WORK TO COMPLETE
Keep the images out while you set down the data exactly.

[Items from an interface collection]
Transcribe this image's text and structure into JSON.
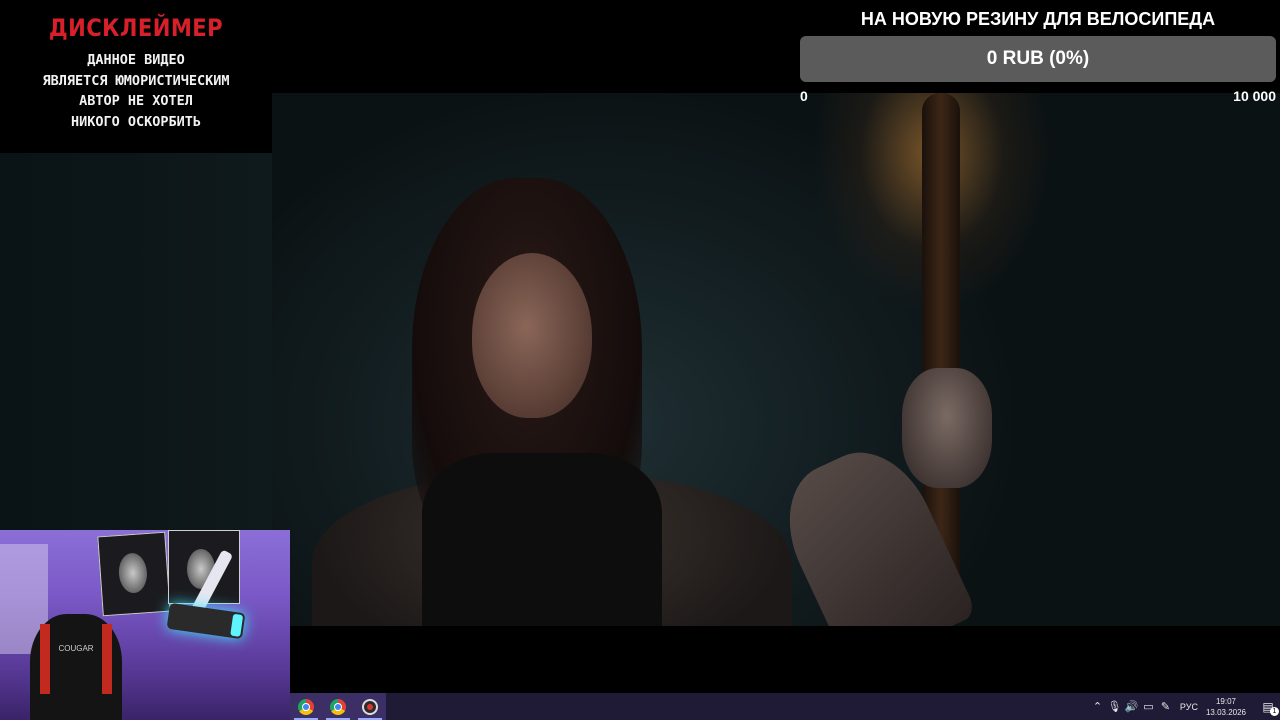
{
  "disclaimer": {
    "title": "ДИСКЛЕЙМЕР",
    "lines": [
      "ДАННОЕ ВИДЕО",
      "ЯВЛЯЕТСЯ ЮМОРИСТИЧЕСКИМ",
      "АВТОР НЕ ХОТЕЛ",
      "НИКОГО ОСКОРБИТЬ"
    ]
  },
  "donation_goal": {
    "title": "НА НОВУЮ РЕЗИНУ ДЛЯ ВЕЛОСИПЕДА",
    "progress_text": "0 RUB (0%)",
    "progress_fraction": 0,
    "min_label": "0",
    "max_label": "10 000",
    "bar_color": "#5b5b5b"
  },
  "webcam": {
    "chair_brand": "COUGAR"
  },
  "taskbar": {
    "apps": [
      {
        "icon": "chrome-icon",
        "active": true
      },
      {
        "icon": "chrome-icon",
        "active": true
      },
      {
        "icon": "obs-icon",
        "active": true
      }
    ],
    "tray": {
      "icons": [
        "chevron-up-icon",
        "microphone-icon",
        "speaker-icon",
        "network-icon",
        "pen-icon"
      ],
      "language": "РУС",
      "time": "19:07",
      "date": "13.03.2026",
      "notification_count": "1"
    }
  }
}
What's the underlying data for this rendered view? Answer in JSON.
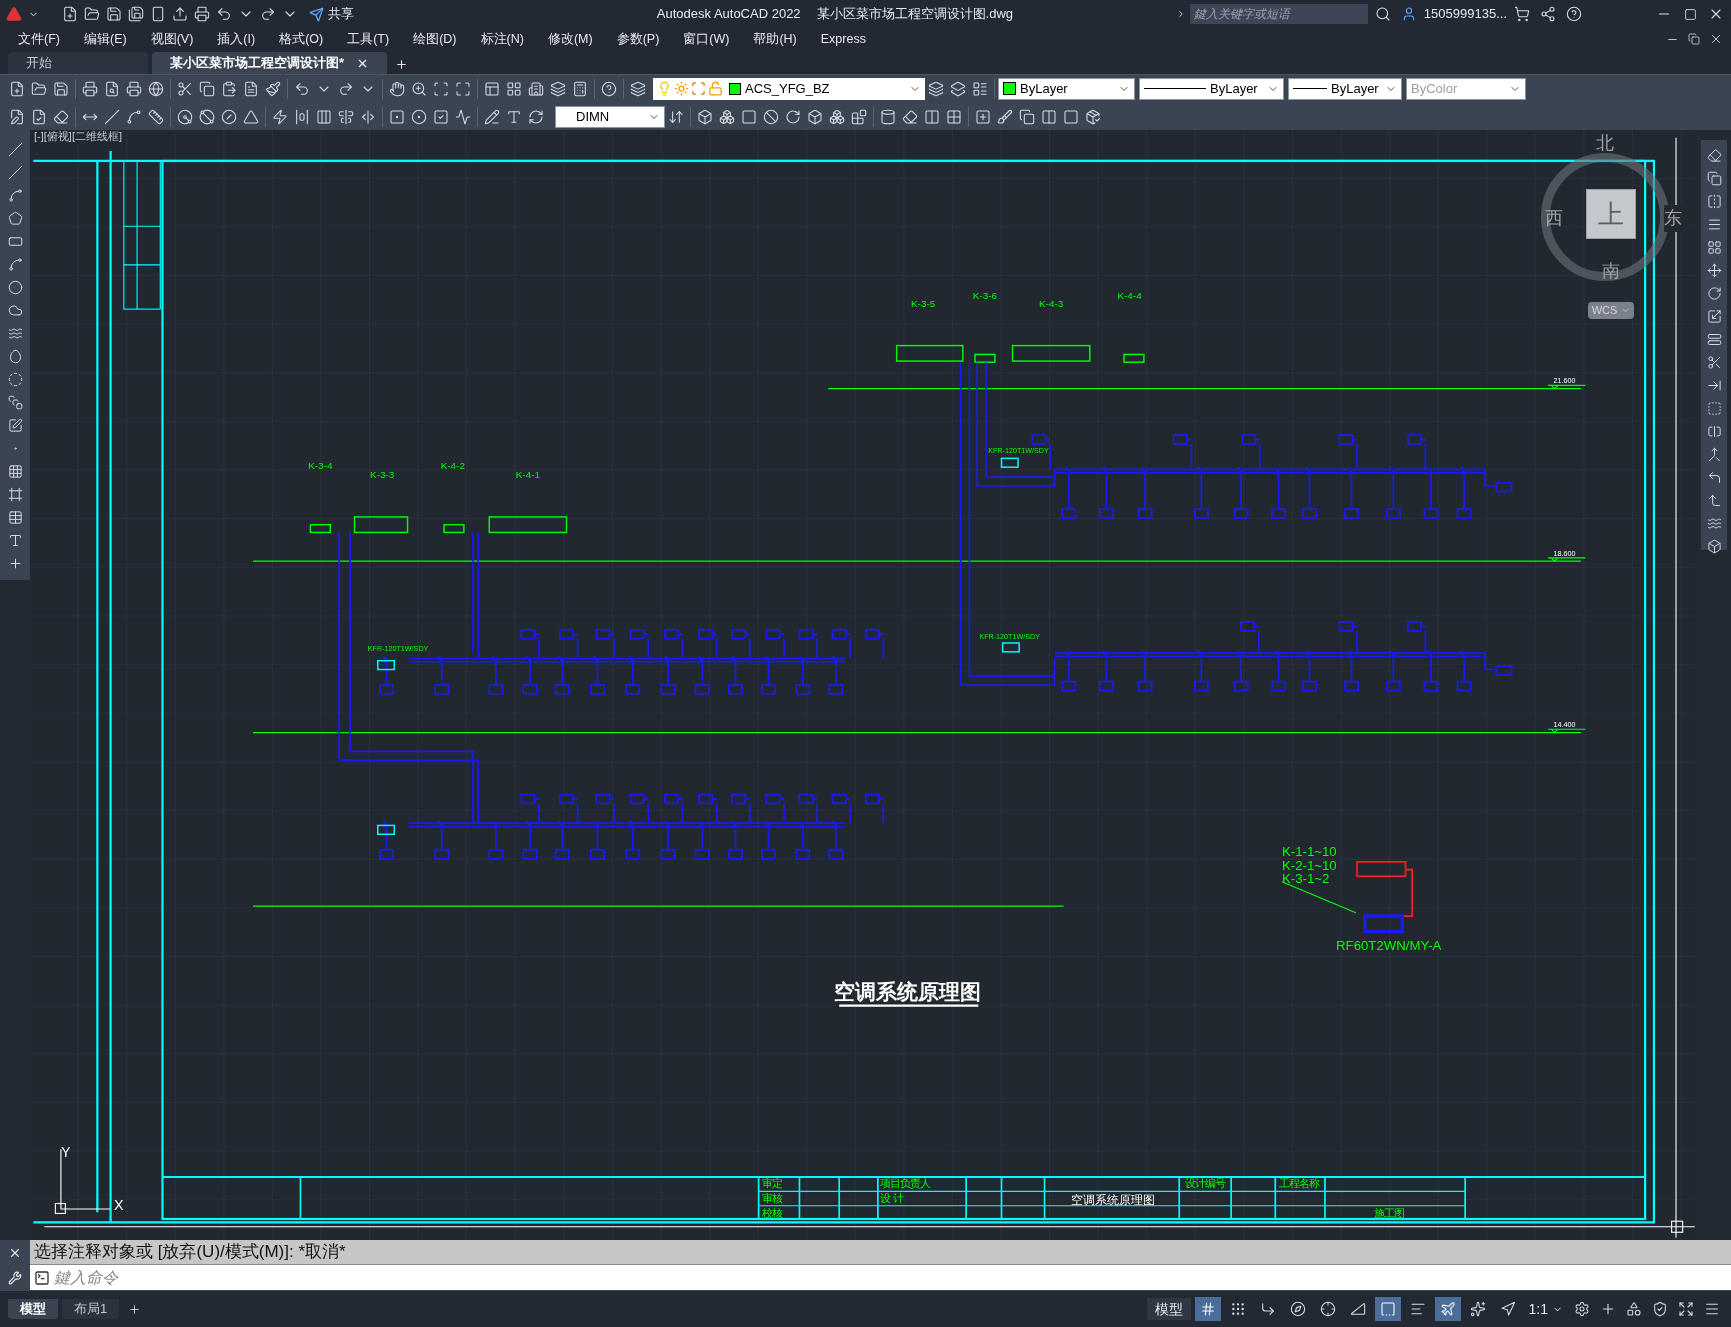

TASK RESULT
Transcribe this image's text and structure into JSON.
{
  "disclaimer": {
    "title": "ДИСКЛЕЙМЕР",
    "lines": [
      "ДАННОЕ ВИДЕО",
      "ЯВЛЯЕТСЯ ЮМОРИСТИЧЕСКИМ",
      "АВТОР НЕ ХОТЕЛ",
      "НИКОГО ОСКОРБИТЬ"
    ]
  },
  "donation_goal": {
    "title": "НА НОВУЮ РЕЗИНУ ДЛЯ ВЕЛОСИПЕДА",
    "progress_text": "0 RUB (0%)",
    "progress_fraction": 0,
    "min_label": "0",
    "max_label": "10 000",
    "bar_color": "#5b5b5b"
  },
  "webcam": {
    "chair_brand": "COUGAR"
  },
  "taskbar": {
    "apps": [
      {
        "icon": "chrome-icon",
        "active": true
      },
      {
        "icon": "chrome-icon",
        "active": true
      },
      {
        "icon": "obs-icon",
        "active": true
      }
    ],
    "tray": {
      "icons": [
        "chevron-up-icon",
        "microphone-icon",
        "speaker-icon",
        "network-icon",
        "pen-icon"
      ],
      "language": "РУС",
      "time": "19:07",
      "date": "13.03.2026",
      "notification_count": "1"
    }
  }
}
What's the underlying data for this rendered view? Answer in JSON.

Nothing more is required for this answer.